RECORD EXCERPTS below:

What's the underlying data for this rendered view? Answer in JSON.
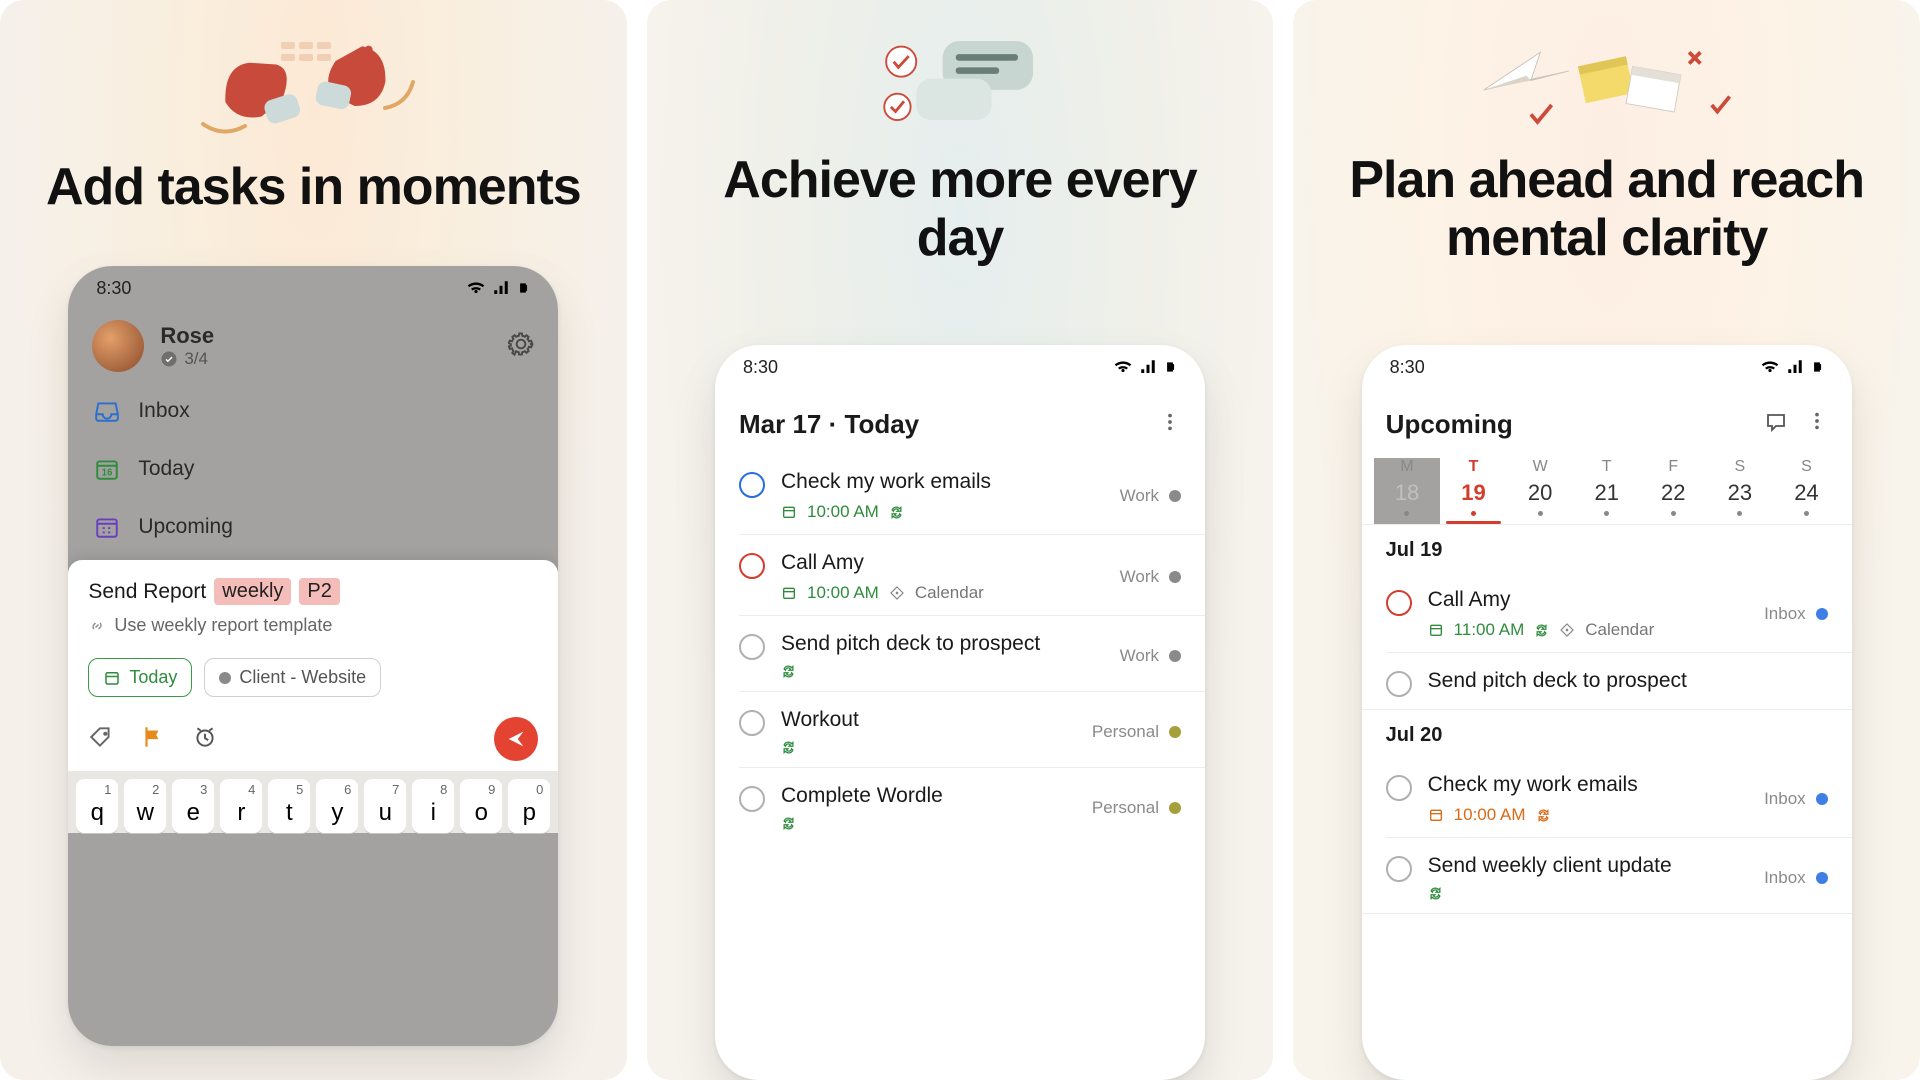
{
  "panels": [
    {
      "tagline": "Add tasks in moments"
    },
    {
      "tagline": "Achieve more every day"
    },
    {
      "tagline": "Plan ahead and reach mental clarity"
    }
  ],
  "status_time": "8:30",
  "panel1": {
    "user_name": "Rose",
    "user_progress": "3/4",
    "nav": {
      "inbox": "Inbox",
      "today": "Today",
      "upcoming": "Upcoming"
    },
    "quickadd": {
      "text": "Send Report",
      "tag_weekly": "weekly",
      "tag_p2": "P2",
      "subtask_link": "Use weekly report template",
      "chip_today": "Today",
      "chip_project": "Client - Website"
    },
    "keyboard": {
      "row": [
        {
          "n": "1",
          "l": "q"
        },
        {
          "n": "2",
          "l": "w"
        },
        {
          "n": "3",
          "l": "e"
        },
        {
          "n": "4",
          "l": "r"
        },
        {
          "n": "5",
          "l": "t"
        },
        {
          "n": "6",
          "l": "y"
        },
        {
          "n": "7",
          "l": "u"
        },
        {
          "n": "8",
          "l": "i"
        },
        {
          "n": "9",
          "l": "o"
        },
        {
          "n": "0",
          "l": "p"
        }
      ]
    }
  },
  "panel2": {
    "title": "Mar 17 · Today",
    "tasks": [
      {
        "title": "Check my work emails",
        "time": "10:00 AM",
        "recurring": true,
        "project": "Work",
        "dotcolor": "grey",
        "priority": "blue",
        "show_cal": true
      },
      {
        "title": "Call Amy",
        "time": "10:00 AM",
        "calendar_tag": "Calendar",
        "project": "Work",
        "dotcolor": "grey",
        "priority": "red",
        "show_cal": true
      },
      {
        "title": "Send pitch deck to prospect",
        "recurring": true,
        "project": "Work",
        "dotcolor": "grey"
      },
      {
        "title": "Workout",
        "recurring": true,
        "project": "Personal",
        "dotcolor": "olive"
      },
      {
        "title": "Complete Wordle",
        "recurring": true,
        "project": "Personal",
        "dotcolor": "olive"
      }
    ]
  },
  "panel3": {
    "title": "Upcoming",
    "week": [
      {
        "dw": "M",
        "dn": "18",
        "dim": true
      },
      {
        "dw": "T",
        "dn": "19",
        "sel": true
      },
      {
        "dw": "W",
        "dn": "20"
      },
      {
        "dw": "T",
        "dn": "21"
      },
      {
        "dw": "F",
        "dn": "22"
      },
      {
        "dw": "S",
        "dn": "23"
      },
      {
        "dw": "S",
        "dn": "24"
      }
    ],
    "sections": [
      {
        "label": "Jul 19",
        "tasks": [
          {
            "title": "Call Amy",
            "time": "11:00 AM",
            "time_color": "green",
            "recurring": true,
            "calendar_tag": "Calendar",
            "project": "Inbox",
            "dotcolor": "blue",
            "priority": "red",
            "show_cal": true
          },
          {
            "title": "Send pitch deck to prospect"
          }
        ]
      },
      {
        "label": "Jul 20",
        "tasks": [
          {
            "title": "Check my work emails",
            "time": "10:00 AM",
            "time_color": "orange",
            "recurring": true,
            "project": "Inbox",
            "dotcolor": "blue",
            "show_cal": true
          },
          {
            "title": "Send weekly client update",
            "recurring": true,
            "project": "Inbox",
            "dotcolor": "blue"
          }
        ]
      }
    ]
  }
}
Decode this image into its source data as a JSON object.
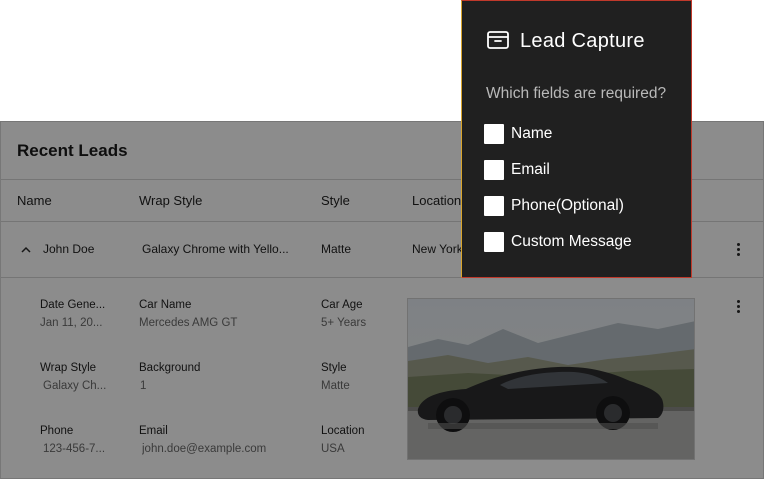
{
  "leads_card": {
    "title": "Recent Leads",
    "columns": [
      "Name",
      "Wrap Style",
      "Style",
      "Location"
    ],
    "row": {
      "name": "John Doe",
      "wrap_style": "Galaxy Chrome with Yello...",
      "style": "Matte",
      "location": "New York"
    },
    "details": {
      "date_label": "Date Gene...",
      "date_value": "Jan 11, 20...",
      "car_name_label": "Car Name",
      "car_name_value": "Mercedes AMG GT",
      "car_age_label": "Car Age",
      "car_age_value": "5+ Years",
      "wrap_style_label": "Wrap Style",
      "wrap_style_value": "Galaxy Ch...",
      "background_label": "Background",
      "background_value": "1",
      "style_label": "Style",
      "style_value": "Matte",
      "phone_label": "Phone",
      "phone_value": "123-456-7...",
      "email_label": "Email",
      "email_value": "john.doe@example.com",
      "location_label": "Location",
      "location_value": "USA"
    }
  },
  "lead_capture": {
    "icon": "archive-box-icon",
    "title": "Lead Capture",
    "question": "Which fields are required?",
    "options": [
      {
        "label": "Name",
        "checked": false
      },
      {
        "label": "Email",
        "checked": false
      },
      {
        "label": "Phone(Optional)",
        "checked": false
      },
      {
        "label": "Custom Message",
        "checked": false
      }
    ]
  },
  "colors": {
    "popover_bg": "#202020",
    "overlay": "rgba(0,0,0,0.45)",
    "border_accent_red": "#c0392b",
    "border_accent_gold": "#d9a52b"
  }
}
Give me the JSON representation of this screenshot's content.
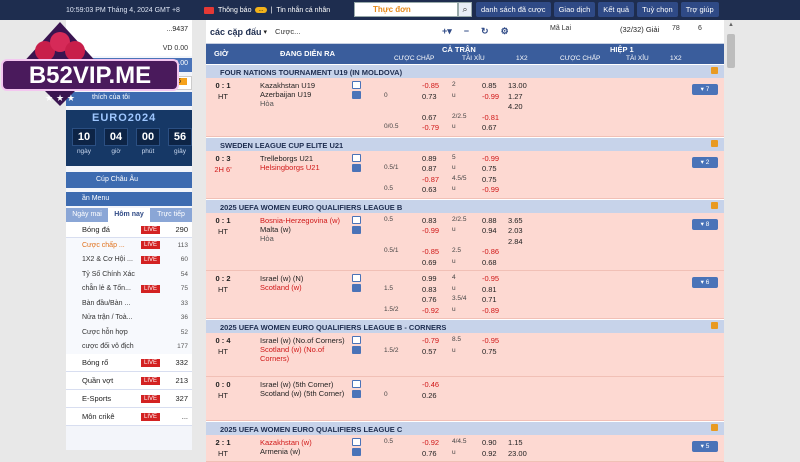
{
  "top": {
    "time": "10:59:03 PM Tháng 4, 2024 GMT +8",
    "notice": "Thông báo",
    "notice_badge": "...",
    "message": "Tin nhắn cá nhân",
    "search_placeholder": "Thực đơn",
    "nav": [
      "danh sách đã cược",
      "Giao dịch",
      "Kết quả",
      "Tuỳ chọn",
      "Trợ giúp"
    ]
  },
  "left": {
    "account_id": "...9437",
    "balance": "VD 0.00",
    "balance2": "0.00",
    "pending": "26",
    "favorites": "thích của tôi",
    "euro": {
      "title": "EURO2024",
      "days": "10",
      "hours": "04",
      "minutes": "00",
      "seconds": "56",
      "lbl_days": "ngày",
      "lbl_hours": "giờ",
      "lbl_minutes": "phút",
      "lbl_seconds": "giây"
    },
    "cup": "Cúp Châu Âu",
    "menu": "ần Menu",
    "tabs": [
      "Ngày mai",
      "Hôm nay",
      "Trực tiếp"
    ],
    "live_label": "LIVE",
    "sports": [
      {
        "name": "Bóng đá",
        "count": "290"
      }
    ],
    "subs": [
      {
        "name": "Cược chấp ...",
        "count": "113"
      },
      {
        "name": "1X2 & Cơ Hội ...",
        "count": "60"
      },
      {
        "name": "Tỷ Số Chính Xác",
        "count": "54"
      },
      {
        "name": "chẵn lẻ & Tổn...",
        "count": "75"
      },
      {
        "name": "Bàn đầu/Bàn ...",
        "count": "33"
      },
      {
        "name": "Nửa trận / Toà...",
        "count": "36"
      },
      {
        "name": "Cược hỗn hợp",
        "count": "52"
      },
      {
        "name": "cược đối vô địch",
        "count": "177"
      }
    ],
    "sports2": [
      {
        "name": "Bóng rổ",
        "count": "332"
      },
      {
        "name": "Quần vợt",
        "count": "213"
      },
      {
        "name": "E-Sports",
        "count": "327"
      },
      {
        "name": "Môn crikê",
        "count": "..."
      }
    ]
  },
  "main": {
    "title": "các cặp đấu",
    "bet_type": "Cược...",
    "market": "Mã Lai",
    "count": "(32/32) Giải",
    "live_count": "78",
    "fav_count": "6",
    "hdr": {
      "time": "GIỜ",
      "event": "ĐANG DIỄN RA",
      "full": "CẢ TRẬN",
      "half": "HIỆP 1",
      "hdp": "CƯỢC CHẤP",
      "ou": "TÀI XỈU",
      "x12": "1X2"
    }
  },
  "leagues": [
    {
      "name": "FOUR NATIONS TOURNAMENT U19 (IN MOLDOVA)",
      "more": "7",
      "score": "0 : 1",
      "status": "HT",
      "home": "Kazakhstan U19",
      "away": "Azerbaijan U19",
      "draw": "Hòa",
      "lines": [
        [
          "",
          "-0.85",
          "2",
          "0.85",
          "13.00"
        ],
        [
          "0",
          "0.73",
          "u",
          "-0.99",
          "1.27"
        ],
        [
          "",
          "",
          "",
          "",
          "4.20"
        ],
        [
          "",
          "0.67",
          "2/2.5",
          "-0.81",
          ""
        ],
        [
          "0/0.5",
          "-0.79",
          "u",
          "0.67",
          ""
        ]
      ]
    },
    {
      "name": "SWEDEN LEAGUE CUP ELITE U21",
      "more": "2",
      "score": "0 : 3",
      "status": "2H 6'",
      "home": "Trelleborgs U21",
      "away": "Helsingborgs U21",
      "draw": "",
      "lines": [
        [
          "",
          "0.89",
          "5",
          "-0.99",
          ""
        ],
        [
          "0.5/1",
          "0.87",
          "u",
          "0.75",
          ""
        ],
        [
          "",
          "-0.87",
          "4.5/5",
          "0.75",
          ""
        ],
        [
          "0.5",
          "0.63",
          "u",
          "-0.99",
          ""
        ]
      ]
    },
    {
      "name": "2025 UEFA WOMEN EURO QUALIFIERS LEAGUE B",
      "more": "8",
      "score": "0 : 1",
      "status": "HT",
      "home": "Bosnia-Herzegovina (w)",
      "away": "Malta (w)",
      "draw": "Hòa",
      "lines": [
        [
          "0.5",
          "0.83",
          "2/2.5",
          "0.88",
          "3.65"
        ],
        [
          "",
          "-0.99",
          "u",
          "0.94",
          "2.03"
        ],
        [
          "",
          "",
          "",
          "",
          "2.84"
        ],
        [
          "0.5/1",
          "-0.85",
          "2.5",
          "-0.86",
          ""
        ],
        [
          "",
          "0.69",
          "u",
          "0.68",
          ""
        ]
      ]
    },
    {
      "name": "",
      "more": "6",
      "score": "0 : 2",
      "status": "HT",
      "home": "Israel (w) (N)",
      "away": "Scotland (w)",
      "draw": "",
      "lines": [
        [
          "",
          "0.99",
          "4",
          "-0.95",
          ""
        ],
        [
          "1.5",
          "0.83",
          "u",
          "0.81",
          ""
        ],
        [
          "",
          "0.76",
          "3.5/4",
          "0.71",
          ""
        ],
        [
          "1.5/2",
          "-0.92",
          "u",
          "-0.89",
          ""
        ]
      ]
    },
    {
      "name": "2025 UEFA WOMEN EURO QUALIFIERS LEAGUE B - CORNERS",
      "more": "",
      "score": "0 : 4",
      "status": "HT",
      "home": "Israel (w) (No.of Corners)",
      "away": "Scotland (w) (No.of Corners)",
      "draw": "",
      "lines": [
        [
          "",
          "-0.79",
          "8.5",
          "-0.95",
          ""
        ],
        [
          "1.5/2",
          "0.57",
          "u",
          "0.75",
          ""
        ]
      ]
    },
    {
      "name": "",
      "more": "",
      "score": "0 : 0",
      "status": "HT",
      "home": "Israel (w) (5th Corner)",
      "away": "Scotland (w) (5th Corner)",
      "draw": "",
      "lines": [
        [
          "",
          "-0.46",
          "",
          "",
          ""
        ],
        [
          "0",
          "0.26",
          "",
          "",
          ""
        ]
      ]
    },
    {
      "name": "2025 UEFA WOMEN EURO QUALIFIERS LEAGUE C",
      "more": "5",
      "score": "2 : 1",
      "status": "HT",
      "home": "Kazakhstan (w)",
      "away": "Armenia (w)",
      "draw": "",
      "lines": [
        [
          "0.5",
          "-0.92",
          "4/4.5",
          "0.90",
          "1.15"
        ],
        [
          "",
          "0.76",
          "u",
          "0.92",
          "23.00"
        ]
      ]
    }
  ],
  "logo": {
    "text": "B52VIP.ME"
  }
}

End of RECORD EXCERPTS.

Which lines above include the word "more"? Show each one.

      "tagline": "Achieve more every day"
      "more": "7",
      "more": "2",
      "more": "8",
      "more": "6",
      "more": "",
      "more": "",
      "more": "5",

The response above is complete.